> What you will do: Among the records, which lines hold the word "Chapter"? Pick them out.

> The input:
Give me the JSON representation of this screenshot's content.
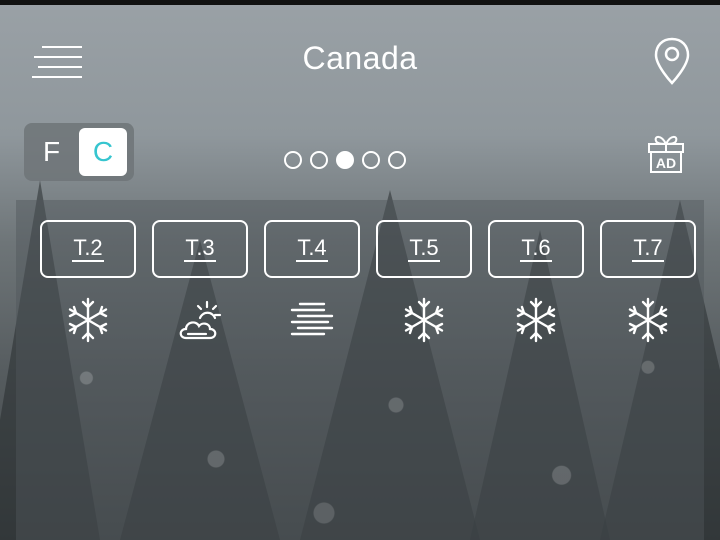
{
  "header": {
    "title": "Canada",
    "menu_icon": "hamburger-menu-icon",
    "location_icon": "location-pin-icon"
  },
  "units": {
    "fahrenheit_label": "F",
    "celsius_label": "C",
    "selected": "C",
    "accent_color": "#36c5cf"
  },
  "pagination": {
    "total": 5,
    "active_index": 3
  },
  "ad": {
    "label": "AD",
    "icon": "gift-ad-icon"
  },
  "forecast": {
    "days": [
      {
        "label": "T.2",
        "icon": "snowflake-icon"
      },
      {
        "label": "T.3",
        "icon": "partly-sunny-cloud-icon"
      },
      {
        "label": "T.4",
        "icon": "fog-icon"
      },
      {
        "label": "T.5",
        "icon": "snowflake-icon"
      },
      {
        "label": "T.6",
        "icon": "snowflake-icon"
      },
      {
        "label": "T.7",
        "icon": "snowflake-icon"
      }
    ]
  }
}
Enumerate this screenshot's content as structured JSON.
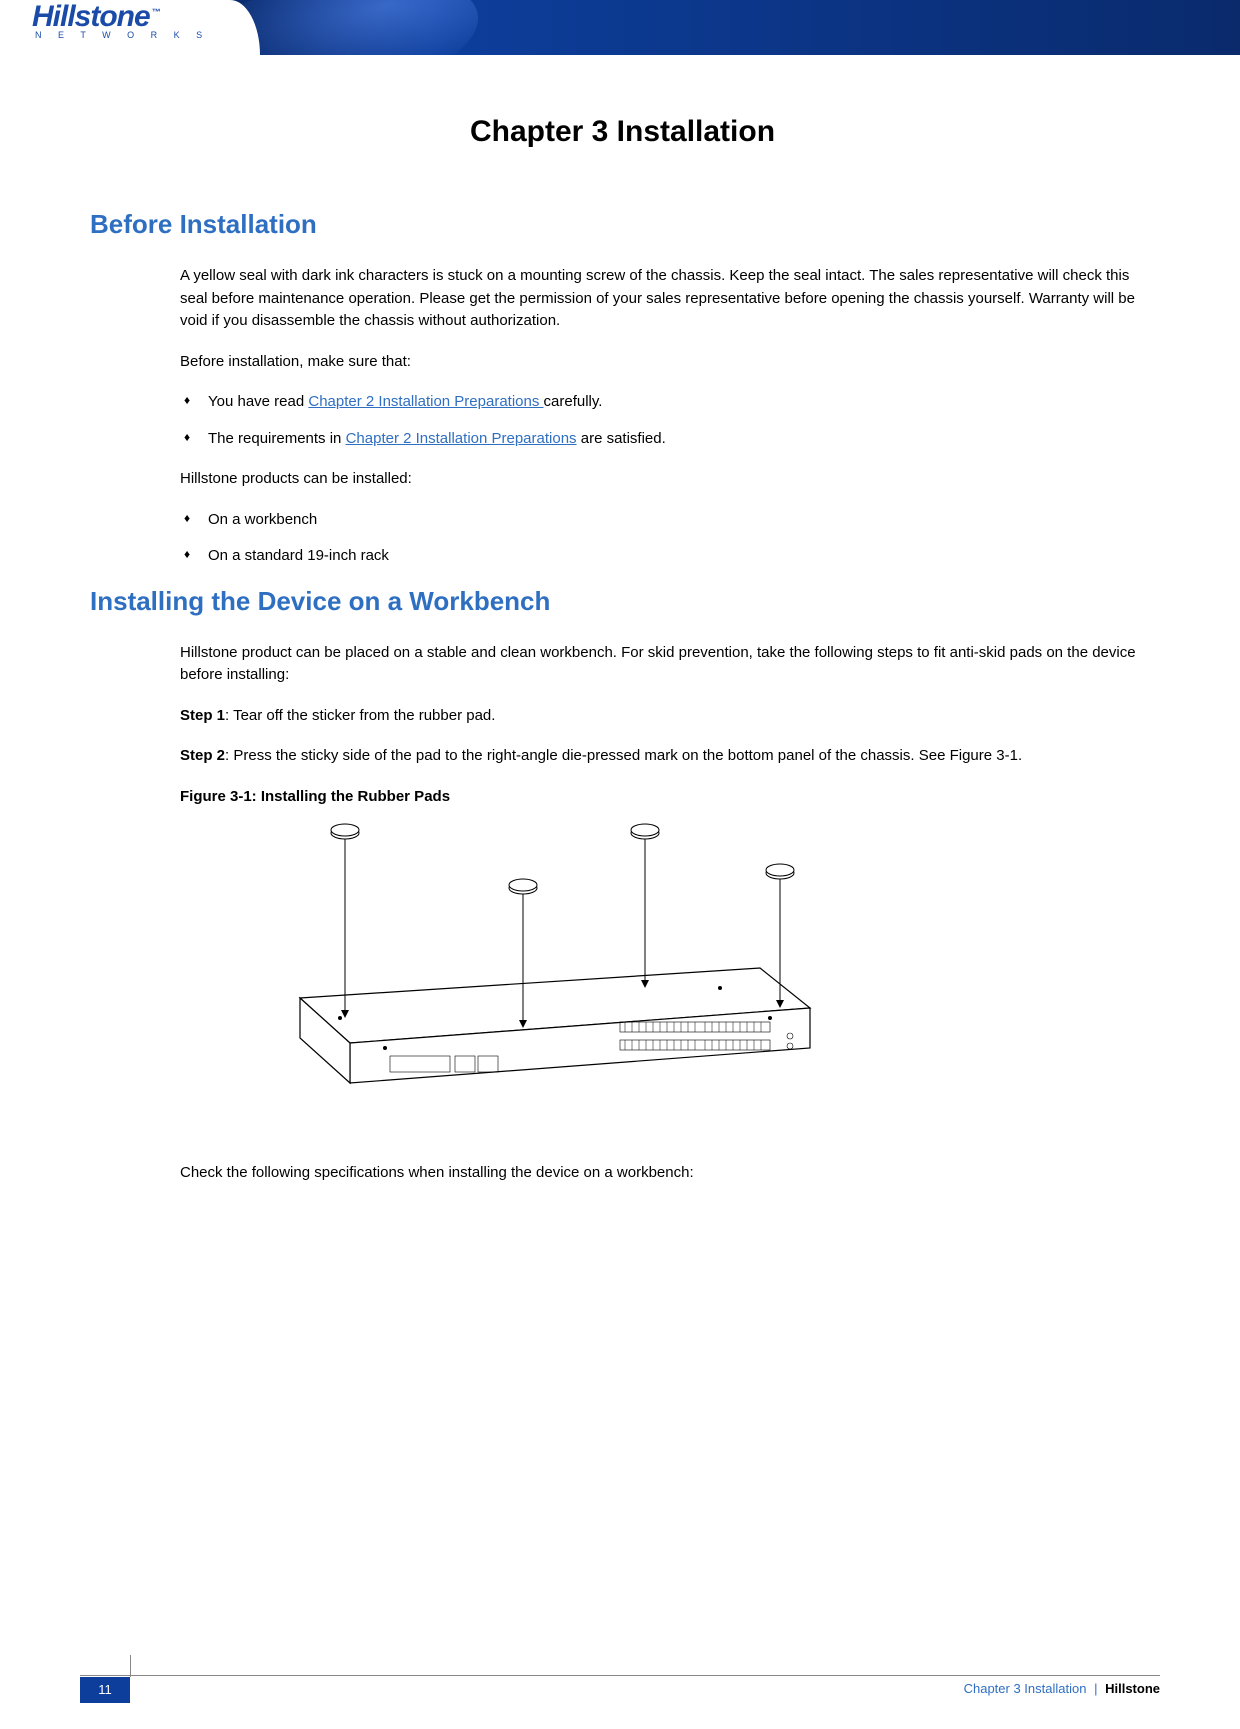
{
  "logo": {
    "main": "Hillstone",
    "tm": "™",
    "sub": "N E T W O R K S"
  },
  "title": "Chapter 3 Installation",
  "sections": {
    "before": {
      "heading": "Before Installation",
      "para1": "A yellow seal with dark ink characters is stuck on a mounting screw of the chassis. Keep the seal intact. The sales representative will check this seal before maintenance operation. Please get the permission of your sales representative before opening the chassis yourself. Warranty will be void if you disassemble the chassis without authorization.",
      "para2": "Before installation, make sure that:",
      "bullets1": {
        "b1_prefix": "You have read ",
        "b1_link": "Chapter 2 Installation Preparations ",
        "b1_suffix": "carefully.",
        "b2_prefix": "The requirements in ",
        "b2_link": "Chapter 2 Installation Preparations",
        "b2_suffix": " are satisfied."
      },
      "para3": "Hillstone products can be installed:",
      "bullets2": {
        "b1": "On a workbench",
        "b2": "On a standard 19-inch rack"
      }
    },
    "workbench": {
      "heading": "Installing the Device on a Workbench",
      "para1": "Hillstone product can be placed on a stable and clean workbench. For skid prevention, take the following steps to fit anti-skid pads on the device before installing:",
      "step1_label": "Step 1",
      "step1_text": ": Tear off the sticker from the rubber pad.",
      "step2_label": "Step 2",
      "step2_text": ": Press the sticky side of the pad to the right-angle die-pressed mark on the bottom panel of the chassis. See Figure 3-1.",
      "figcaption": "Figure 3-1: Installing the Rubber Pads",
      "para_after": "Check the following specifications when installing the device on a workbench:"
    }
  },
  "footer": {
    "page": "11",
    "chapter": "Chapter 3 Installation",
    "sep": "|",
    "brand": "Hillstone"
  }
}
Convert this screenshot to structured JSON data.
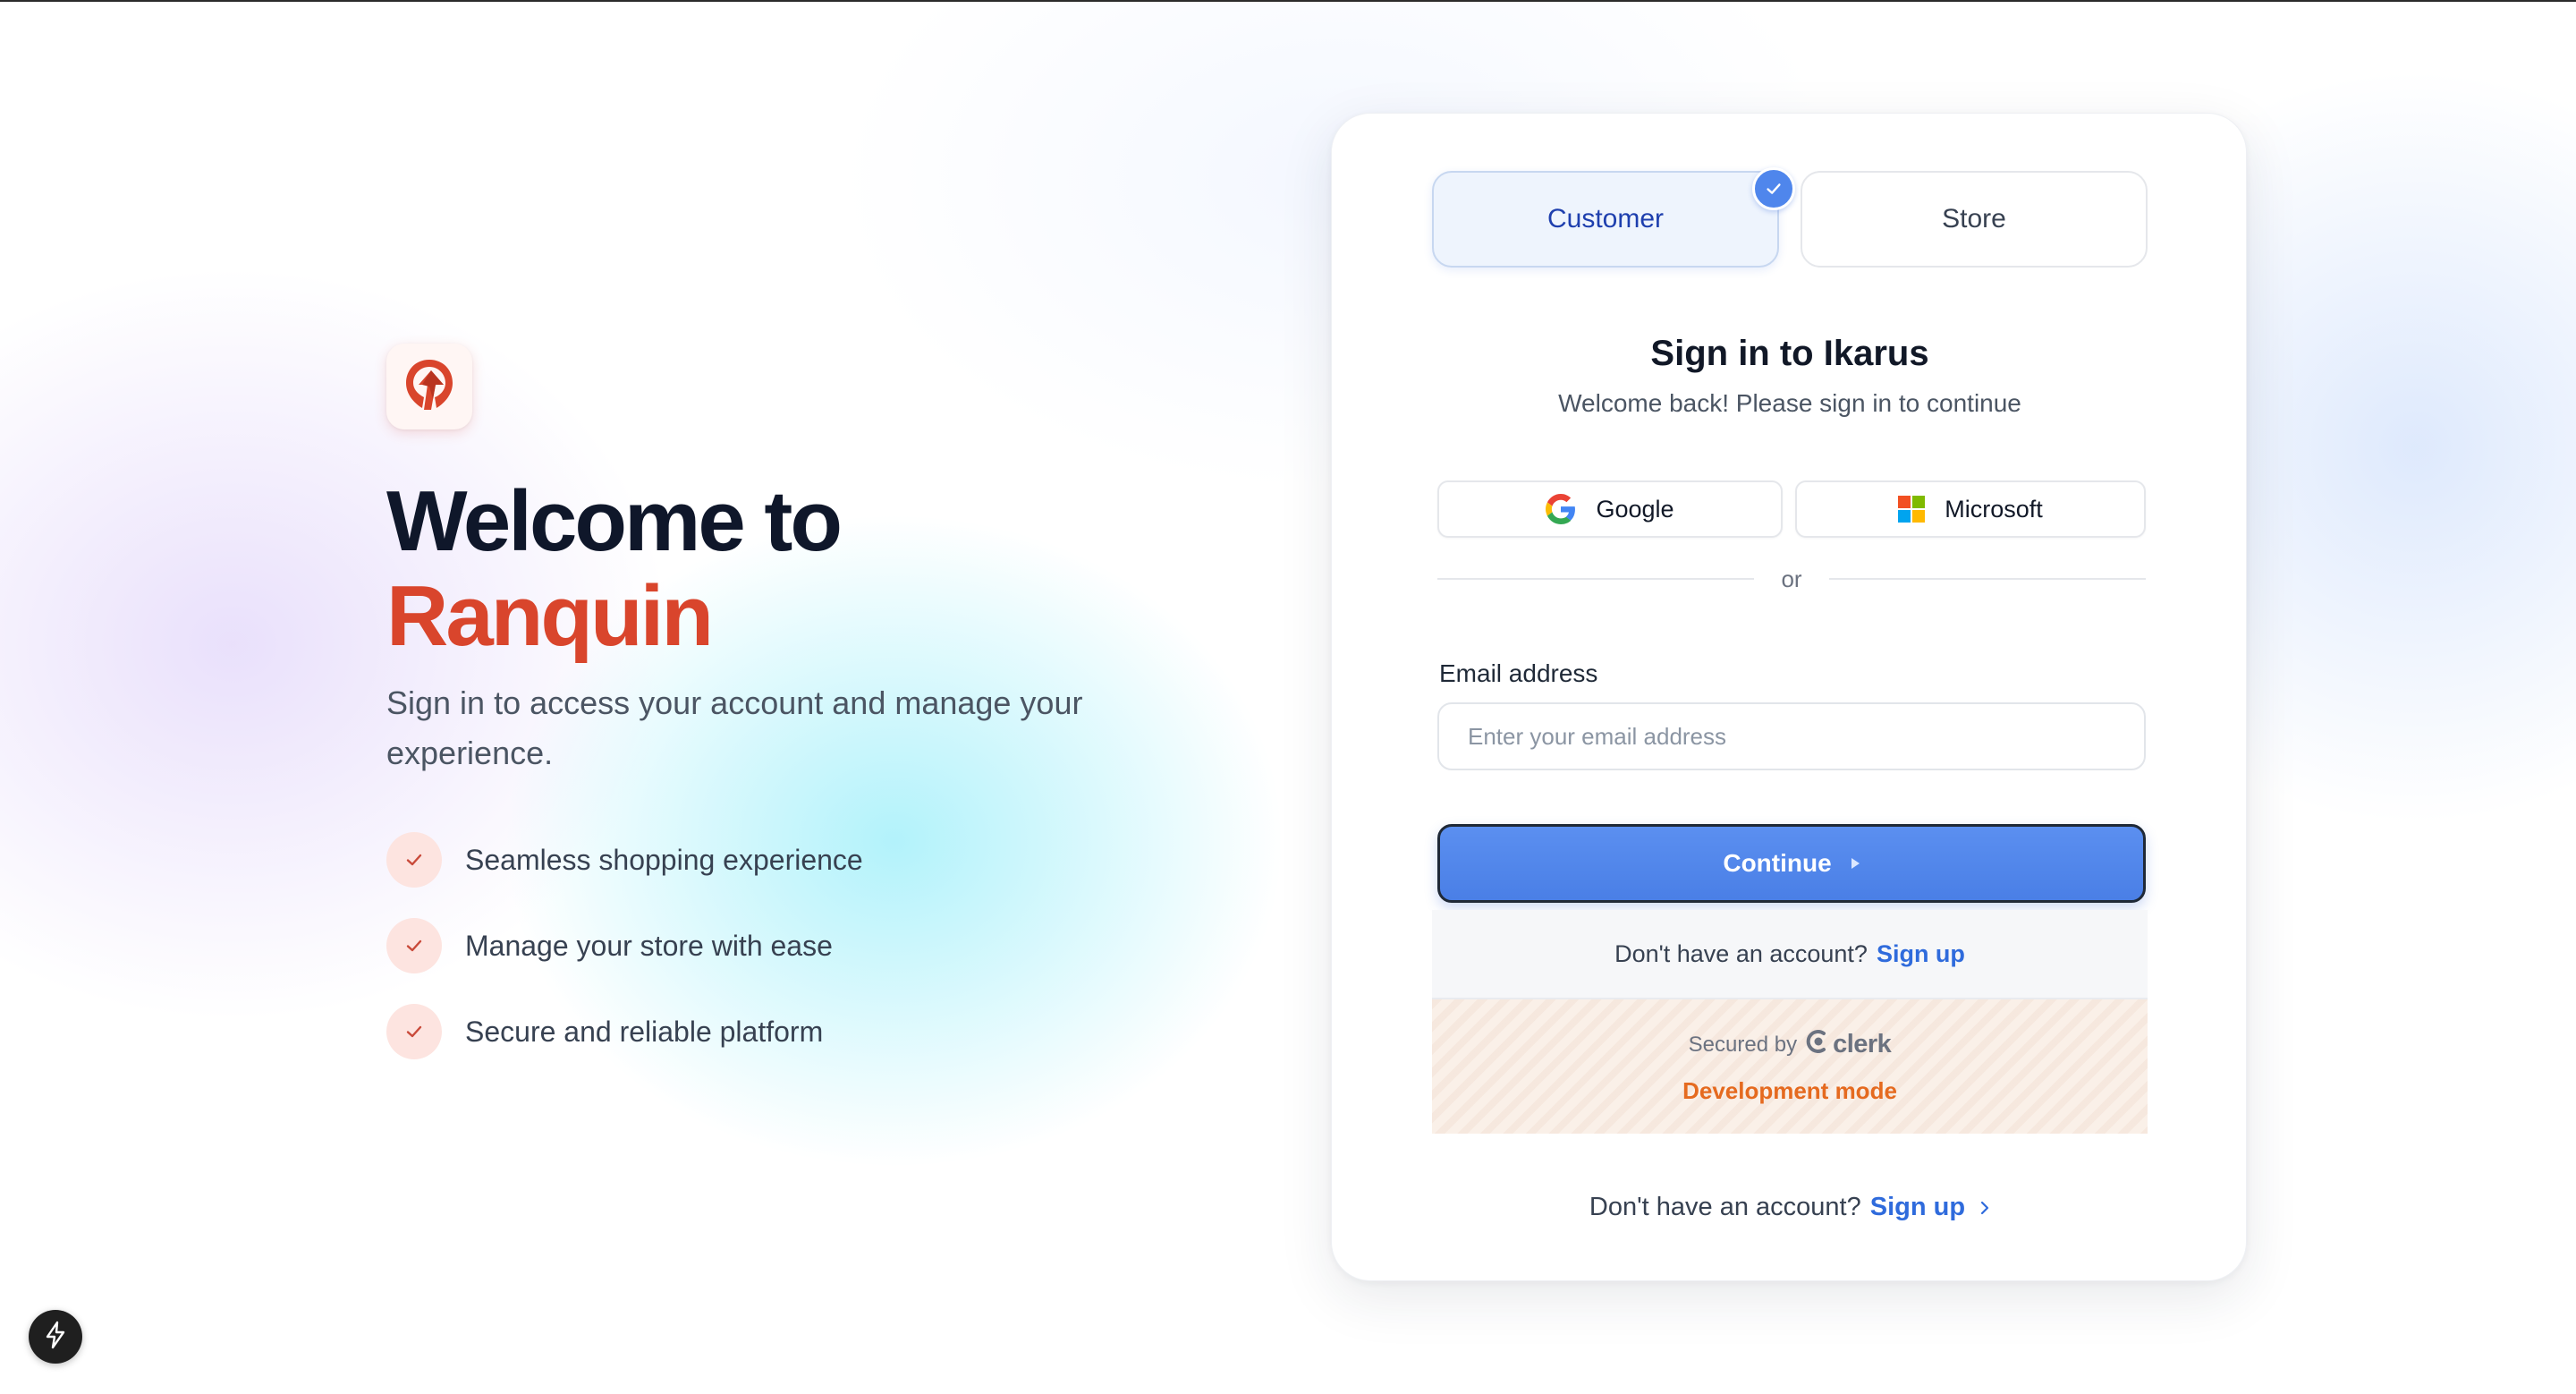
{
  "hero": {
    "headline_line1": "Welcome to",
    "brand_name": "Ranquin",
    "subtitle": "Sign in to access your account and manage your experience.",
    "features": [
      "Seamless shopping experience",
      "Manage your store with ease",
      "Secure and reliable platform"
    ]
  },
  "role_selector": {
    "options": [
      "Customer",
      "Store"
    ],
    "selected": "Customer"
  },
  "signin": {
    "title": "Sign in to Ikarus",
    "subtitle": "Welcome back! Please sign in to continue",
    "social": {
      "google_label": "Google",
      "microsoft_label": "Microsoft"
    },
    "divider_text": "or",
    "email_label": "Email address",
    "email_placeholder": "Enter your email address",
    "email_value": "",
    "continue_label": "Continue",
    "footer_prompt": "Don't have an account?",
    "footer_link": "Sign up",
    "secured_by": "Secured by",
    "secured_brand": "clerk",
    "dev_mode": "Development mode"
  },
  "bottom": {
    "prompt": "Don't have an account?",
    "link": "Sign up"
  },
  "colors": {
    "brand": "#d9452c",
    "accent": "#4f86ec",
    "link": "#2f6bdc",
    "dev_mode": "#e56a1f"
  },
  "icons": {
    "logo": "ranquin-logo-icon",
    "feature_check": "check-icon",
    "selected_check": "check-icon",
    "google": "google-icon",
    "microsoft": "microsoft-icon",
    "continue_arrow": "triangle-right-icon",
    "clerk": "clerk-logo-icon",
    "bottom_chevron": "chevron-right-icon",
    "dev_tools": "bolt-icon"
  }
}
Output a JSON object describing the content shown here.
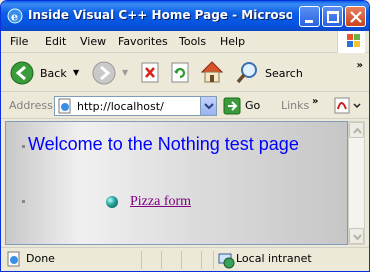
{
  "window": {
    "title": "Inside Visual C++ Home Page - Microsoft"
  },
  "menu": {
    "file": "File",
    "edit": "Edit",
    "view": "View",
    "favorites": "Favorites",
    "tools": "Tools",
    "help": "Help"
  },
  "toolbar": {
    "back_label": "Back",
    "search_label": "Search"
  },
  "address": {
    "label": "Address",
    "url": "http://localhost/",
    "go_label": "Go",
    "links_label": "Links"
  },
  "page": {
    "heading": "Welcome to the Nothing test page",
    "link_text": "Pizza form"
  },
  "status": {
    "left": "Done",
    "zone": "Local intranet"
  },
  "colors": {
    "titlebar": "#0553de",
    "heading": "#0000ff",
    "visited_link": "#800080"
  }
}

> Response below:
  "title": "Chapter 3 Installation",
        "b1_link": "Chapter 2 Installation Preparations ",
        "b2_link": "Chapter 2 Installation Preparations",
    "chapter": "Chapter 3 Installation",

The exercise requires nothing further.